So, with no boys allowed, we congregated on a sunny weekend at Ellie's place for an afternoon of food and hospitality.  Each of the 15 ladies who attended brought at least one dish, and Ellie provided some delicious food as well.  There was lots of laughter, meeting of new faces, and ... sixteen (count them, 16) desserts.

Here's a rundown of what we had:

Ellie is a fabulous cook, as evidenced by her beef rendang, which has also been featured on her blog.  To accompany this Malaysian specialty, there was sambal ikan bilis (made by crushing dried anchovies) and side dishes of fresh pineapple and toasted peanuts with salty fried mini fish.  Trissa brought a tasty dish of chorizo with capsicum.

Other Malay dishes that stood out were the chicken kapitan (with coconut milk, chilli and lemongrass) that was served with coconut rice.  Teresa brought a jar of risoni and beans that, when upturned into a bowl, magically transformed into a colourful salad (sprinkled with goat's cheese).

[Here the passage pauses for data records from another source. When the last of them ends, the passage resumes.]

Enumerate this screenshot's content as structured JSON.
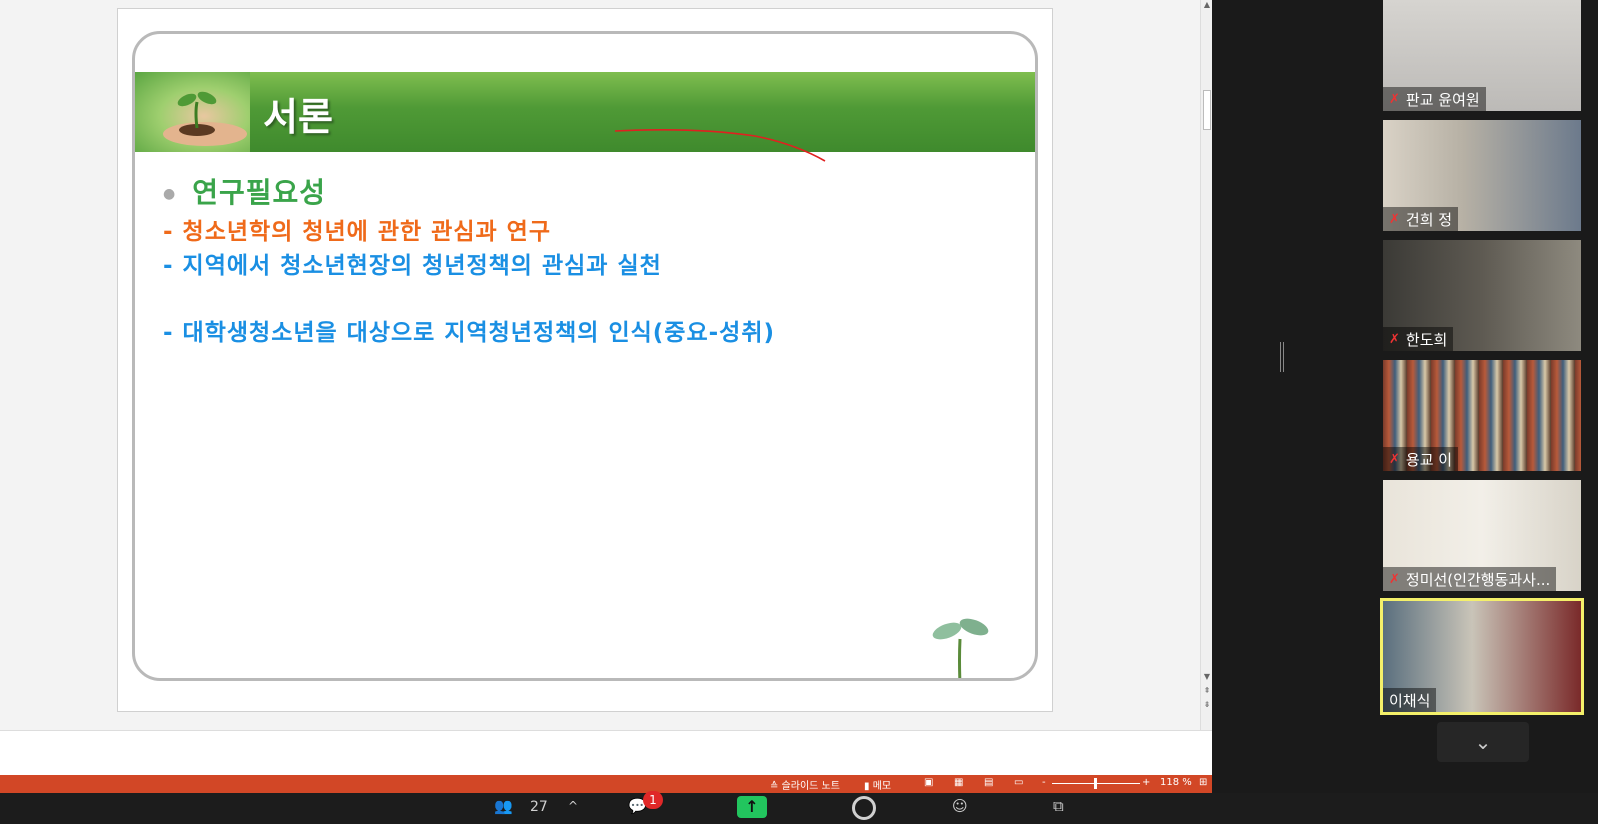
{
  "slide": {
    "title": "서론",
    "bullet_1": "연구필요성",
    "bullet_2": "- 청소년학의 청년에 관한 관심과 연구",
    "bullet_3": "- 지역에서 청소년현장의 청년정책의 관심과 실천",
    "bullet_4": "- 대학생청소년을 대상으로 지역청년정책의 인식(중요-성취)"
  },
  "statusbar": {
    "notes_label": "≙ 슬라이드 노트",
    "comments_label": "메모",
    "zoom_minus": "-",
    "zoom_plus": "+",
    "zoom_level": "118 %"
  },
  "participants_tiles": [
    {
      "name": "판교 윤여원",
      "muted": true
    },
    {
      "name": "건희 정",
      "muted": true
    },
    {
      "name": "한도희",
      "muted": true
    },
    {
      "name": "용교 이",
      "muted": true
    },
    {
      "name": "정미선(인간행동과사...",
      "muted": true
    },
    {
      "name": "이채식",
      "muted": false,
      "active_speaker": true
    }
  ],
  "toolbar": {
    "participants_count": "27",
    "chat_badge": "1"
  },
  "icons": {
    "participants": "people-icon",
    "chat": "chat-bubble-icon",
    "share": "share-screen-icon",
    "record": "record-icon",
    "reactions": "emoji-icon",
    "apps": "apps-icon",
    "mute": "muted-mic-icon"
  },
  "colors": {
    "accent_green": "#3aa44a",
    "accent_orange": "#ef6a1a",
    "accent_blue": "#1a8fe3",
    "statusbar": "#d24726",
    "share_button": "#22c55e",
    "active_speaker_border": "#f4f06a"
  }
}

Karen had prepared the plump little profiteroles for a croquembouche beforehand, then she and Linda boiled up some sugar, and while we watched in amazement, they spun the caramel into an intricate yet delicate nest which would surely win any MasterChef challenge.  And look at the shiny cachous pressed into the sugar.

After eating the savoury dishes, there were faint cries of "I'm so full.." heard around the room.  But don't you know that there are desserts still to be had??!!  I suppose it's telling, and typical, that when you get that many girls together, the sweets have to outnumber the savouries, and we did not disappoint.

Get ready for the onslaught.

Linda had prepared a light-as-air lemon tart that was served with an amazing honeyed cream.  Lisa's lemon tart also stood out for its brilliant colour and flavour.  Ellie proved that she's a whiz not only at the mains by providing a fudgey brownie studded with Reese's pieces, and there was also a hazelnut chocolate tart that her daughter helped to decorate.

Can't get over the brilliance of the croquembouche.  It went well with Trisha's green grass jelly (nice and refreshing after the rendang).  Ellie had also scored some tubs of Ben and Jerry's ice cream, and I tried Chunky Monkey for the first time in all its banana goodness.

Helen's popcorn cupcakes were a winner with me - the cake was smooth and moist, and the icing was amazing - salty is the way of the future, my friends!  Speaking of amazing, Suze's chocolate bowls, moulded using a balloon, were filled with brownies and fresh berries. They looked almost too good to eat.

Would it surprise you to hear that there was a lot of dessert left over.  No matter, all the more for us to take home!  It just goes to show that too many sweets can be enough for 15 lady bloggers.

Thanks to Ellie for her hospitality, and these lovelies for a great afternoon:
Suze from chocolatesuze
Karen from Citrus and Candy
Linda, Minh and Teresa from eatshowandtell
Helen from grabyourfork
Betty from The Hungry Girl
Jen from Jenius
Leona from pigged-out
Steph from raspberri cupcakes
Lisa from Spicy Icecream
Trisha from Sugarlace
Trissa from Trissalicious

And thanks to Trissa for being my brilliant chauffeur - the GPS lady needs a lesson in directions, though.